    I argue for a new construal of Aristotle’s definition of anagnorisis (recognition) in Poetics 11. Virtually all translators and interpreters of the definition have understood the phrase ton pros eutuchian e dustuchian horismenon as a subjective genitive characterizing the persons involved in the recognition. I argue that it should instead be taken as a partitive genitive characterizing the genus of changes (metabolon) of which recognitions are a species. In addition to being preferable on philog…Read more
  •  746
    Relativism and disagreement
    Philosophical Studies 132 (1): 17-31. 2007.
    The relativist's central objection to contextualism is that it fails to account for the disagreement we perceive in discourse about "subjective" matters, such as whether stewed prunes are delicious. If we are to adjudicate between contextualism and relativism, then, we must first get clear about what it is for two people to disagree. This question turns out to be surprisingly difficult to answer. A partial answer is given here; although it is incomplete, it does help shape what the relativist mu…Read more
  •  154
    Logical constants
    Mind. 2008.
    Logic is usually thought to concern itself only with features that sentences and arguments possess in virtue of their logical structures or forms. The logical form of a sentence or argument is determined by its syntactic or semantic structure and by the placement of certain expressions called “logical constants.”[1] Thus, for example, the sentences Every boy loves some girl. and Some boy loves every girl. are thought to differ in logical form, even though they share a common syntactic and semant…Read more
  •  137

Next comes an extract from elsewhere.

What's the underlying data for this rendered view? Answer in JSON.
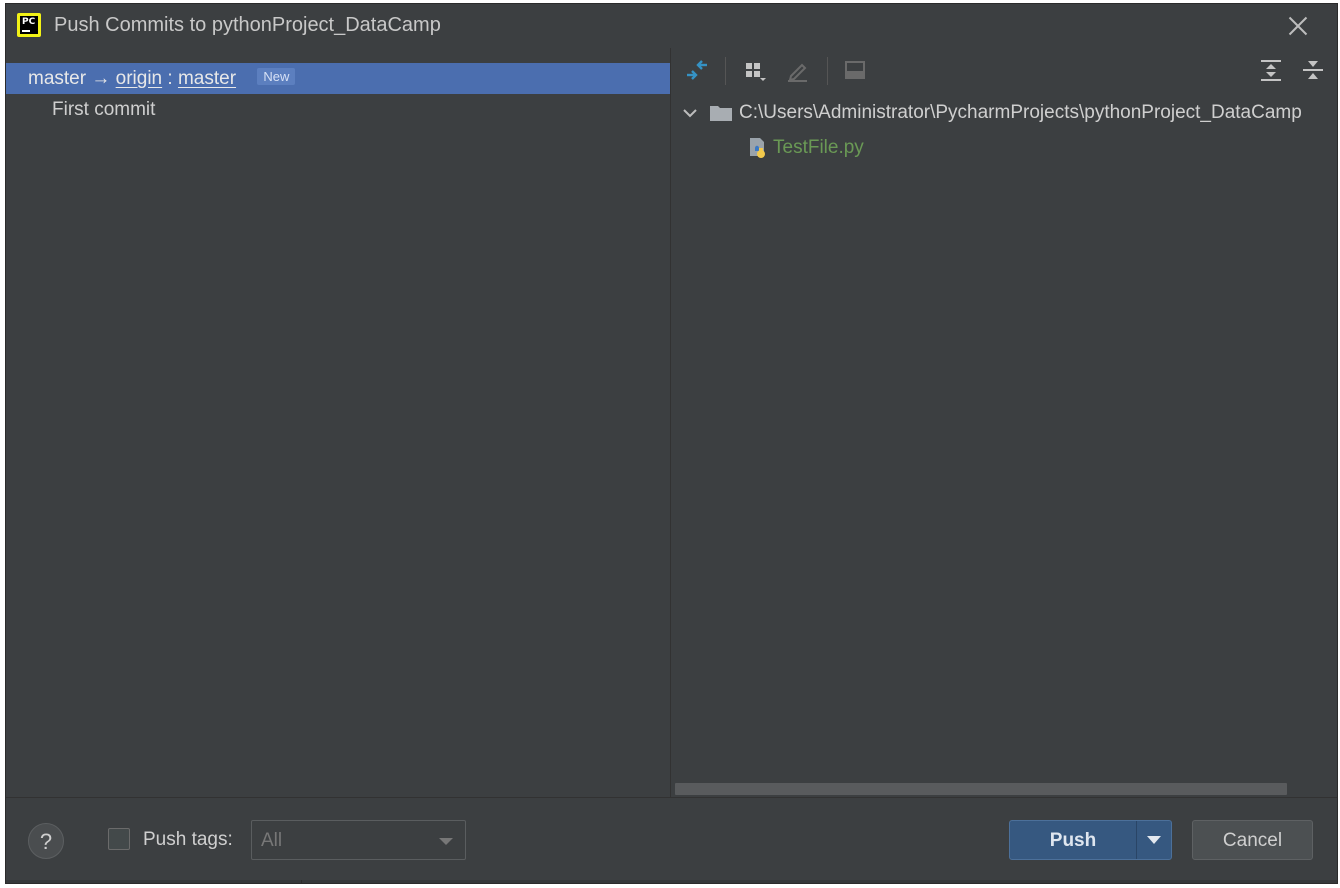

    Much of The Reason’s Proper Study is devoted to defending the claim that simply by stipulating an abstraction principle for the “number-of” functor, we can simultaneously fix a meaning for this functor and acquire epistemic entitlement to the stipulated principle. In this paper, I argue that the semantic and epistemological principles Hale and Wright offer in defense of this claim may be too strong for their purposes. For if these principles are correct, it is hard to see why they do not justify…Read more